|Project by EarlS||posted 02-24-2016 03:38 AM||1298 views||11 times favorited||9 comments|
I’ve been thinking about building a Queen sized bed for the spare room for a while. I had some plans I bought quite a while back for an Arts and Crafts style bed but I wasn’t satisfied with the details. After playing around with CAD for a while I managed a decent Tsuba opening similar to what I’ve seen in G&G furniture and more notably in Darrell Peart’s work. From there it wasn’t much of a stretch to re-work the head and foot boards to include the G&G cloud lifts. The easy part was over. Now I had to cut the wood to match the plans.
One of the lessons that all of the woodworking videos stress is making patterns. By the time I finished I had 8 different patterns for the various cloud lift elements and curved legs. From there I proceeded to template router the necessary pieces.
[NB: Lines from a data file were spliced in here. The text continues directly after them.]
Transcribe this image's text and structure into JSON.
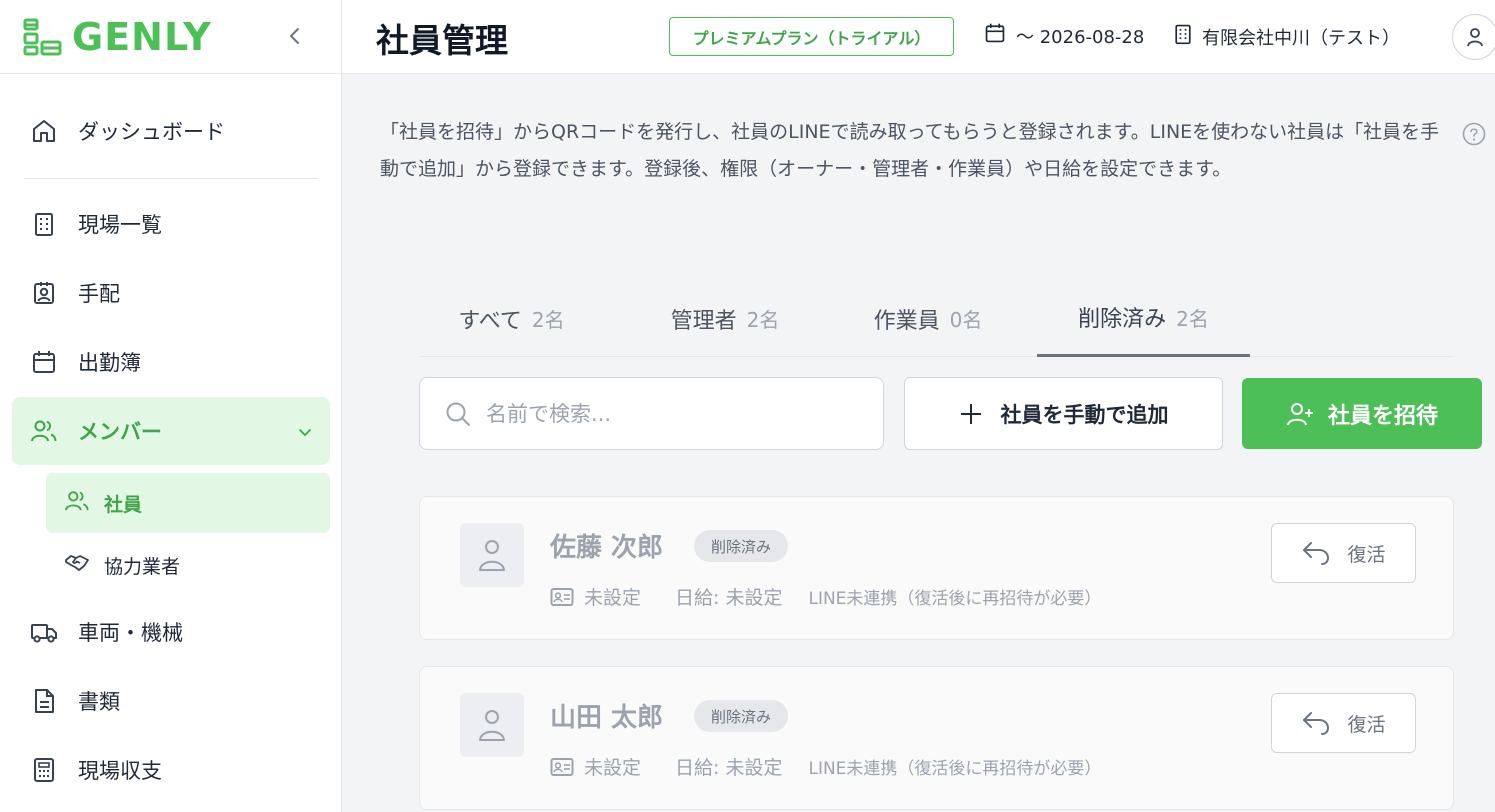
{
  "brand": {
    "name": "GENLY",
    "color": "#4cbf57"
  },
  "sidebar": {
    "items": [
      {
        "label": "ダッシュボード",
        "icon": "home-icon"
      },
      {
        "label": "現場一覧",
        "icon": "building-icon"
      },
      {
        "label": "手配",
        "icon": "id-badge-icon"
      },
      {
        "label": "出勤簿",
        "icon": "calendar-icon"
      },
      {
        "label": "メンバー",
        "icon": "users-icon",
        "active": true
      },
      {
        "label": "車両・機械",
        "icon": "truck-icon"
      },
      {
        "label": "書類",
        "icon": "document-icon"
      },
      {
        "label": "現場収支",
        "icon": "calculator-icon"
      }
    ],
    "subitems": [
      {
        "label": "社員",
        "icon": "users-icon",
        "active": true
      },
      {
        "label": "協力業者",
        "icon": "handshake-icon"
      }
    ]
  },
  "header": {
    "title": "社員管理",
    "plan": "プレミアムプラン（トライアル）",
    "date": "〜 2026-08-28",
    "company": "有限会社中川（テスト）"
  },
  "main": {
    "description": "「社員を招待」からQRコードを発行し、社員のLINEで読み取ってもらうと登録されます。LINEを使わない社員は「社員を手動で追加」から登録できます。登録後、権限（オーナー・管理者・作業員）や日給を設定できます。",
    "tabs": [
      {
        "label": "すべて",
        "count": "2名"
      },
      {
        "label": "管理者",
        "count": "2名"
      },
      {
        "label": "作業員",
        "count": "0名"
      },
      {
        "label": "削除済み",
        "count": "2名",
        "active": true
      }
    ],
    "search_placeholder": "名前で検索...",
    "add_button": "社員を手動で追加",
    "invite_button": "社員を招待",
    "employees": [
      {
        "name": "佐藤 次郎",
        "status": "削除済み",
        "role": "未設定",
        "wage": "日給: 未設定",
        "line": "LINE未連携（復活後に再招待が必要）",
        "restore": "復活"
      },
      {
        "name": "山田 太郎",
        "status": "削除済み",
        "role": "未設定",
        "wage": "日給: 未設定",
        "line": "LINE未連携（復活後に再招待が必要）",
        "restore": "復活"
      }
    ]
  }
}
A little work with the spindle sander helped smooth the curves.
I still had no good idea how to make the tsuba inlay pieces (walnut by the way). I made a pattern to router the curve to match the tsuba opening with 3/8” overlap. Using a rabbet bit I removed the excess so the piece would fit into the opening on the board. After blowing a couple of pieces up (and nearly giving myself a heat attack) trying to use a pattern and router to finish the inside edge I finally went with thesafe approach and used the spindle sander and sanded my way into the final piece (see pic 5). The walnut inlay was glued and pegged to the headboard and foot boards.
From there it was more router work, rounding the edges, followed by many long hours sanding everything into smooth, soft curves.
Assembly was completed in stages, from the inside out. The finishing G&G plugs and spacers were the last items to complete the Greene and Greene look. I finished it with a couple of coats of Watco Cherry Stain for the cherry parts and some Watco black walnut for the walnut pieces prior to final glue-up. The whole thing was sprayed with 3 coats of polyurethane, sanded with 600 grit between coats, and finished with Behlens duplexer. All in all, it took a couple of months, mostly because I had to figure out how to actually make the details that I thought up and my hands could only stand a couple of hours of sanding every night.
The bed is solid as a rock with 6/4 posts, 5/4 rails and 4/4 slats to support the mattress. The headboard is 42” tall and the footboard is 33” tall. The first people to use it will be my folks. Hopefully, it will meet with my Dad’s seal of approval since he is the person that got my started in woodworking.
There are a couple of design issues I realized once it was finished. The head board detail needed a second walnut column on both sides and the cloud lift pieces should have been longer to fill the empty area. The cloud lift detail on the headboard should have also been moved up a couple of inches so the bottom section is more visible.
-- Earl "I'm a pessamist - generally that increases the chance that things will turn out better than expected"